Three hundred concerned Minnesotans came to the Heintz Commons at Rochester Community and Technical College on Monday night as part of a town hall on water quality.
This was the first of 10 town hall meetings as part of Gov. Mark Dayton's "25 by 25" clean water initiative, which aims to improve water quality in Minnesota by 25 percent by 2025.
"There's a high level of citizen participation here in Rochester," Dayton said.
His team expected about 150 people to come, and was surprised to attract double the estimate.
"It's really encouraging that we had that many people come out on a beautiful summer night because they care about the future of water quality in Rochester, Olmsted County, and the region and the state," he said.
The "25 by 25" plan was announced in February. The initiative plans to improve water quality and decrease pollution by 25 percent by 2025. It doesn't mean that every pollutant will decrease by 25 percent, or that all water areas will improve by 25 percent. Rather, it refers to an aggregate improvement throughout the state.
The town hall meetings are designed to encourage local participation and gather unique solutions to water quality problems.
The evening started with brief remarks from Governor Dayton and water quality experts, including water advisor Anna Henderson and Rylee Main, the executive director of the Lake Pepin Legacy Alliance.
From there, the crowd broke into groups to answer discussion questions regarding water quality.
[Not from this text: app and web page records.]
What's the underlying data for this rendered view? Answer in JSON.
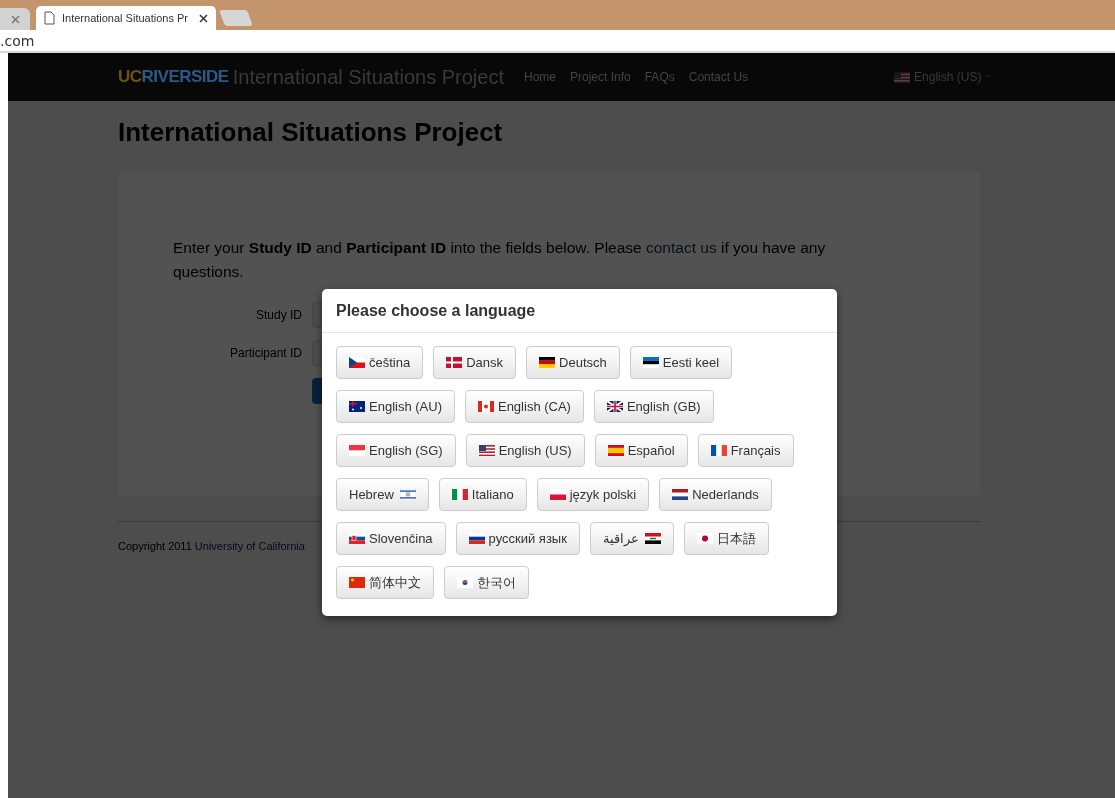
{
  "browser": {
    "tab_title": "International Situations Pr",
    "address": ".com"
  },
  "navbar": {
    "logo": {
      "part_1": "UC",
      "part_2": "RIVERSIDE"
    },
    "brand": "International Situations Project",
    "links": [
      "Home",
      "Project Info",
      "FAQs",
      "Contact Us"
    ],
    "language": {
      "kind": "us",
      "label": "English (US)"
    }
  },
  "page": {
    "heading": "International Situations Project",
    "intro": {
      "text": "Enter your **Study ID** and **Participant ID** into the fields below. Please ",
      "link": "contact us",
      "text_after": " if you have any questions."
    },
    "fields": [
      {
        "label": "Study ID"
      },
      {
        "label": "Participant ID"
      }
    ]
  },
  "footer": {
    "text": "Copyright 2011",
    "link": "University of California"
  },
  "modal": {
    "title": "Please choose a language",
    "languages": [
      {
        "label": "čeština",
        "kind": "cz",
        "flag_after": false
      },
      {
        "label": "Dansk",
        "kind": "dk",
        "flag_after": false
      },
      {
        "label": "Deutsch",
        "kind": "de",
        "flag_after": false
      },
      {
        "label": "Eesti keel",
        "kind": "ee",
        "flag_after": false
      },
      {
        "label": "English (AU)",
        "kind": "au",
        "flag_after": false
      },
      {
        "label": "English (CA)",
        "kind": "ca",
        "flag_after": false
      },
      {
        "label": "English (GB)",
        "kind": "gb",
        "flag_after": false
      },
      {
        "label": "English (SG)",
        "kind": "sg",
        "flag_after": false
      },
      {
        "label": "English (US)",
        "kind": "us",
        "flag_after": false
      },
      {
        "label": "Español",
        "kind": "es",
        "flag_after": false
      },
      {
        "label": "Français",
        "kind": "fr",
        "flag_after": false
      },
      {
        "label": "Hebrew",
        "kind": "il",
        "flag_after": true
      },
      {
        "label": "Italiano",
        "kind": "it",
        "flag_after": false
      },
      {
        "label": "język polski",
        "kind": "pl",
        "flag_after": false
      },
      {
        "label": "Nederlands",
        "kind": "nl",
        "flag_after": false
      },
      {
        "label": "Slovenčina",
        "kind": "sk",
        "flag_after": false
      },
      {
        "label": "русский язык",
        "kind": "ru",
        "flag_after": false
      },
      {
        "label": "عراقية",
        "kind": "iq",
        "flag_after": true
      },
      {
        "label": "日本語",
        "kind": "jp",
        "flag_after": false
      },
      {
        "label": "简体中文",
        "kind": "cn",
        "flag_after": false
      },
      {
        "label": "한국어",
        "kind": "kr",
        "flag_after": false
      }
    ]
  }
}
The answers were submitted electronically, and the data was collected by the governor's staff.
Attending the meeting was local student Kristin Dieterman.
"Growing up, I've always been very concerned about the environment," she said. "Going into these next years with climate change and everything like that, water is a very big issue."
Minnesota Department of Agriculture Commissioner Dave Frederickson attended the event as a member of Dayton's cabinet. He has focused much of his attention on promoting "best management practices" or BMPs to local farmers in an effort to improve water quality and decrease pollution. There are currently 400 farmers working towards adopting BMPs, which represents about 250,000 acres of land in Minnesota.
"You do water quality acre by acre and farm by farm, field by field," he said. "We're slowly but surely getting to that point where we have these practices established on those farms. That's the goal at this point."
Also in attendance was representative Tina Liebling, who wanted to gain knowledge to go along with her concern regarding water quality issues.
"Water is just a very important issue for the state," she said. "The idea that we have to protect our water cuts across all boundaries."
The town halls will continue through October, at which point the governor will look at compiled data and continue to act towards solutions. It's not a one-size-fits-all solution, however.
"It needs to come from people's own expertise, and their own knowledge of local conditions," Dayton said "We have to engage everybody in a way that's going to make a difference."